The State of Community Management 2016 survey is open until March 18. We need you, but we’re already seeing results that could fundamentally shift your community plans.
By Ted McEnroe, Director of Research and Training
We’re a little over halfway into the SOCM 2016 survey period, and have a little more than half of the survey total I really want to see for this year’s research. But even so, just going through the early data – there is so much here that I can’t wait to share.
So here’s a little taste – and a call to action. The data is awesome, but a bigger dataset will make a huge difference, and I guarantee, those who take the survey get 10x the value out of the report this spring.
So, who’s taken it so far?
About 40 percent of those who have taken the survey classify themselves as working in the high tech/telecom/software sector. That makes for a robust sector that we can really dig into in our results.
Everyone else – we need you. We need to double or triple the number of responses in the media/entertainment, nonprofit, business/legal/professional and health care sectors to get a big enough segment to dig into. And seeing into how these more “traditional” sectors handle communities is a fascinating window into how customer and worker relationships are changing.
And a note for community vendors. You have a great opportunity for a third-party view of communities on your platforms as a group. Don’t miss it. Right now, a hat tip to Jive for providing 25 percent of our respondents. Everyone else? Get the word out to your customers about the survey – and the opportunity for them to get their free community evaluation scores.

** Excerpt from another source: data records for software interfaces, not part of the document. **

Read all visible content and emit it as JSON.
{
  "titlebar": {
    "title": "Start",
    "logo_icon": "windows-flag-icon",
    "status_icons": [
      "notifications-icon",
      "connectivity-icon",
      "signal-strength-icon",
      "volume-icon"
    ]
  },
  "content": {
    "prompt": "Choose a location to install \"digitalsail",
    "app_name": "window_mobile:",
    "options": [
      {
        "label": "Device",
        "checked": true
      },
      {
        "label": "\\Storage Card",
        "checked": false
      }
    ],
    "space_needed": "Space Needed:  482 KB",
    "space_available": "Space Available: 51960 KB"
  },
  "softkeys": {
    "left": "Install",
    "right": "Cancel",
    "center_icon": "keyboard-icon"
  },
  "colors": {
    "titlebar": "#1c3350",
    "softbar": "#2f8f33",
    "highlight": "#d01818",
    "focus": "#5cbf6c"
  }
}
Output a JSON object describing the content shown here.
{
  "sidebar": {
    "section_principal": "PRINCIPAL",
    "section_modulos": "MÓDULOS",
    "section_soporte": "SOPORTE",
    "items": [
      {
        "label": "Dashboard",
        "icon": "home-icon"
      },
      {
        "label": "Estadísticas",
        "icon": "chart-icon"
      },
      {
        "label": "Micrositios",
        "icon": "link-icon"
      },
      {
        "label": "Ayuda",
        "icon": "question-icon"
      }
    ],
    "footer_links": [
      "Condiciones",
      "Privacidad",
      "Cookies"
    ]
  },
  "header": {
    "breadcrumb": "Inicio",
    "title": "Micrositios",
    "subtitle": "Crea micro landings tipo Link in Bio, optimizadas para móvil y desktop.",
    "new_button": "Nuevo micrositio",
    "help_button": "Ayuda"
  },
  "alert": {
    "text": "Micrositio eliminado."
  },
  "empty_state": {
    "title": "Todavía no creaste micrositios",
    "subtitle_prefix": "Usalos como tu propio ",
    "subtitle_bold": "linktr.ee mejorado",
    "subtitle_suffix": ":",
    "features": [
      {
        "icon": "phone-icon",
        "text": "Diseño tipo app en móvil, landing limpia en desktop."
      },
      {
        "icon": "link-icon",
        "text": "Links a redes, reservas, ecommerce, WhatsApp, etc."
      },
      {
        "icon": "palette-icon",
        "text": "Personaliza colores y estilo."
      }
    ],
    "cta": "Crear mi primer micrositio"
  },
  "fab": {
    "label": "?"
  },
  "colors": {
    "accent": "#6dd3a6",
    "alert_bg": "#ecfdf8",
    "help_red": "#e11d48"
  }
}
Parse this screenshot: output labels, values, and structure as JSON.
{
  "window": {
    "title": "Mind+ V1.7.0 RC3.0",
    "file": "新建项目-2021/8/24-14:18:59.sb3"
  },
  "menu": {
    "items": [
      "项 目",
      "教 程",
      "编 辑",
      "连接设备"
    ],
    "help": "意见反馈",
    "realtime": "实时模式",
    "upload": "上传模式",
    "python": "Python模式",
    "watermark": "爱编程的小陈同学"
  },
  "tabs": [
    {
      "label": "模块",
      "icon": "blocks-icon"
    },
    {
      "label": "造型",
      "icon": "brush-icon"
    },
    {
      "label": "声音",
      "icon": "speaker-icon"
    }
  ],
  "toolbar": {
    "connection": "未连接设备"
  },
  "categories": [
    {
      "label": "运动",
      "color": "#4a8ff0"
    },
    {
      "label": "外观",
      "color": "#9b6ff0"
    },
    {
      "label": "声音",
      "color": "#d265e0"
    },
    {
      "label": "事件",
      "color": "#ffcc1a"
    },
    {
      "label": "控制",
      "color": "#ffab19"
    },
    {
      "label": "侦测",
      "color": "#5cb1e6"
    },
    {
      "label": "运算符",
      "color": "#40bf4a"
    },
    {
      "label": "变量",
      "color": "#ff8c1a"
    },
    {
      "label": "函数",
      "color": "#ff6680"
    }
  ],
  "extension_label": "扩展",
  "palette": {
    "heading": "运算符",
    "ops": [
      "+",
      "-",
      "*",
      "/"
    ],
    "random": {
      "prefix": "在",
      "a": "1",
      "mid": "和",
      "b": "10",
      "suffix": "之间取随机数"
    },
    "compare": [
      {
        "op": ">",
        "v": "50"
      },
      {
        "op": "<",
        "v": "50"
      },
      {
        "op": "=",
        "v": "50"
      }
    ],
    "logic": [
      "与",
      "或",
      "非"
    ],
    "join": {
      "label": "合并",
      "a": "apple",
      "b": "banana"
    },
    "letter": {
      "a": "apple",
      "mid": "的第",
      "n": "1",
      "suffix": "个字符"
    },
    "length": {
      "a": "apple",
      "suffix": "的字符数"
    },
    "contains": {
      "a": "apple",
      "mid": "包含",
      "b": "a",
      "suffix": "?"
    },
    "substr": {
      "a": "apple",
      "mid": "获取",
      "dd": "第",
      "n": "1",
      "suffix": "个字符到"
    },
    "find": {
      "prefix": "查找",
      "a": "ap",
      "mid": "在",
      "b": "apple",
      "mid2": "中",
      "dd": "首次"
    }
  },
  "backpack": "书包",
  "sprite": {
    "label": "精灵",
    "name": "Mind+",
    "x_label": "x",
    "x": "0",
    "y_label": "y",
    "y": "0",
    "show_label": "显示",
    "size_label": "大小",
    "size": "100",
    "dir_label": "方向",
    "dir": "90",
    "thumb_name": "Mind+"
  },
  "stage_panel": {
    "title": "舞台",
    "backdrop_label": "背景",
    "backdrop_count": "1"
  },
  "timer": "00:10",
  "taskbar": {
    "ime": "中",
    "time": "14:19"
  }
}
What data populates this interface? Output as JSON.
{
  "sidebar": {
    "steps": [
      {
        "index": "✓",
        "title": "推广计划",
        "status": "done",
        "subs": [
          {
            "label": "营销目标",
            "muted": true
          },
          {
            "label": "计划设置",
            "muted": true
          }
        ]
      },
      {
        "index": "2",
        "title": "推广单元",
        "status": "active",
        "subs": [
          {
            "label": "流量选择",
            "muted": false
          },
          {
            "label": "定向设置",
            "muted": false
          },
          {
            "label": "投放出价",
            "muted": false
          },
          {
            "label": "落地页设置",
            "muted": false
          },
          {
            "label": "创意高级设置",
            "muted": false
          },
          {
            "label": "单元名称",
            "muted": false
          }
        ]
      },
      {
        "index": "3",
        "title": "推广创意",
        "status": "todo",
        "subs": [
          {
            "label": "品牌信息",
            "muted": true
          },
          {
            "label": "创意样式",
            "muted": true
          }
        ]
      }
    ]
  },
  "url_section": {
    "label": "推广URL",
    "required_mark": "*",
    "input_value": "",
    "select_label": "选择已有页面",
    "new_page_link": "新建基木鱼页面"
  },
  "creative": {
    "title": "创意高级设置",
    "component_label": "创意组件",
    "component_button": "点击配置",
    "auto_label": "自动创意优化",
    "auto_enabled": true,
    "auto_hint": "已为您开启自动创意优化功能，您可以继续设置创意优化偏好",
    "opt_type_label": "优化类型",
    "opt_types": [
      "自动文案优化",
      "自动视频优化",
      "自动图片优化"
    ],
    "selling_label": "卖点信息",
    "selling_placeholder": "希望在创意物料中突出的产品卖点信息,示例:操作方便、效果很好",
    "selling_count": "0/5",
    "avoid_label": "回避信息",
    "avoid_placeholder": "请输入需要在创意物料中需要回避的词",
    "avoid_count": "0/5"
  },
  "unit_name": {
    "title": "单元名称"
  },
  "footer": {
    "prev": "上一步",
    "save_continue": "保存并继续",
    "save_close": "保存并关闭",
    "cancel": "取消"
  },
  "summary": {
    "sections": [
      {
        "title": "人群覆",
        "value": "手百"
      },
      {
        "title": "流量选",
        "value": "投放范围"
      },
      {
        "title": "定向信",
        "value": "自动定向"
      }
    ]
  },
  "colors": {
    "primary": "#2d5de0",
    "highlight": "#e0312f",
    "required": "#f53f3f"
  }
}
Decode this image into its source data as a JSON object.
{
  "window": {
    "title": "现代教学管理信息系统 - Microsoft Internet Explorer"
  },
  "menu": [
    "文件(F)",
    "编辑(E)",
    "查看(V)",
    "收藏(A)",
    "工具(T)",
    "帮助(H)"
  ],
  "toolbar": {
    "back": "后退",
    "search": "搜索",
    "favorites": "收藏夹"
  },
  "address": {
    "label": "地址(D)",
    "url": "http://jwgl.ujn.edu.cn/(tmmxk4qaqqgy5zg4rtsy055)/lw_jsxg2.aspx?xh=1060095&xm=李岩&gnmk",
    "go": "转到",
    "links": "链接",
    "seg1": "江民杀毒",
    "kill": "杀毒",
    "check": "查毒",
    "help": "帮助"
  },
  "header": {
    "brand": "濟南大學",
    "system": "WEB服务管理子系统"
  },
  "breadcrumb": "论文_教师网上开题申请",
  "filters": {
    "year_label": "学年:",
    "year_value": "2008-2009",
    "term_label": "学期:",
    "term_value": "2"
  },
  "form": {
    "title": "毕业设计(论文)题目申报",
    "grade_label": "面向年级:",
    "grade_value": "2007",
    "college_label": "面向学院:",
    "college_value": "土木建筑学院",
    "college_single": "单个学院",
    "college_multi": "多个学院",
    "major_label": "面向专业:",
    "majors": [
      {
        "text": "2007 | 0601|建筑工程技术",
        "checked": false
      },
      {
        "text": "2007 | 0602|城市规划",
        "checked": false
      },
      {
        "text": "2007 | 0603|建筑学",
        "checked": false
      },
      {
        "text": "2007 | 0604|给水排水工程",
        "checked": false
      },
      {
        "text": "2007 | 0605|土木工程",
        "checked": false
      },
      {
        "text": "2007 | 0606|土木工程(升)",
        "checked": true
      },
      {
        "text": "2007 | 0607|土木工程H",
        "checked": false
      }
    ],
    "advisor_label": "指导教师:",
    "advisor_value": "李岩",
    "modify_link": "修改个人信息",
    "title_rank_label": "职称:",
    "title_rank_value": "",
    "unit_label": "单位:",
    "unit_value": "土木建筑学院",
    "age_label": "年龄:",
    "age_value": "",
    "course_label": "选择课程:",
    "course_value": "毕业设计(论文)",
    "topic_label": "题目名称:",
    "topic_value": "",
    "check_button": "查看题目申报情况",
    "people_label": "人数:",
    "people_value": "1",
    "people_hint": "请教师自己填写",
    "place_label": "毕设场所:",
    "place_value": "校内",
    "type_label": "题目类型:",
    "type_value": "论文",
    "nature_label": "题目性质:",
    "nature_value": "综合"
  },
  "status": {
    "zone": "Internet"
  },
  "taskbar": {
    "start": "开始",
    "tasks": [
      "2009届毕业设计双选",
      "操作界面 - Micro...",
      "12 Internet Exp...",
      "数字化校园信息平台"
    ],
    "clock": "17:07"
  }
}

The divide among Top 10 community platform vendors at the moment is below.
Now, on to the data!
Three emerging engines of powerful communities
1. The power of documenting value.
We asked this year if people had defined the value of the community for the organization, the member and the “shared value” of the community – what matters to both sides.
The statements themselves were a mixed bag, but the results are remarkable. Defining value helps focus your efforts, and communities that have done it are more mature across the board than those who have not.
2. The power of the feedback loop.
A new question this year, inspired by members of our State of Community Management working group in TheCR Network, has asked about the ways communities receive member feedback. The data is incomplete, but the trend is that communities that provide a formal feedback process score more highly across the board than their peers.
3. The power of programs.
We talk often that community content and community programs are two sides of the same coin. Good content brings people into community, but programs create opportunities for “member collisions,” where they can share and interact. So far, the proof is in the engagement numbers. Communities with robust, integrated programming calendars have far better engagement than their peers.
Oh, and for the fourth straight year, we can again say the 90–9–1 rule of community is dead. Very very dead.
If you aren’t taken it, please do. For you and for us.
If you have taken it, get a friend or two to take it.
Oh, and one more thing.
Community professionals are charitably-minded
We decided this year it would be a nice thing to offer a $5 coffee gift card to folks in exchange for their time. The nice thing? The majority of respondents would rather give food to those in need than grab a latte and scone. 56% of respondents so far have chosen donations to No Kid Hungry/Save Our Strength over a Starbucks or Dunkin’ Donuts gift card.
Your data can make that check bigger, too!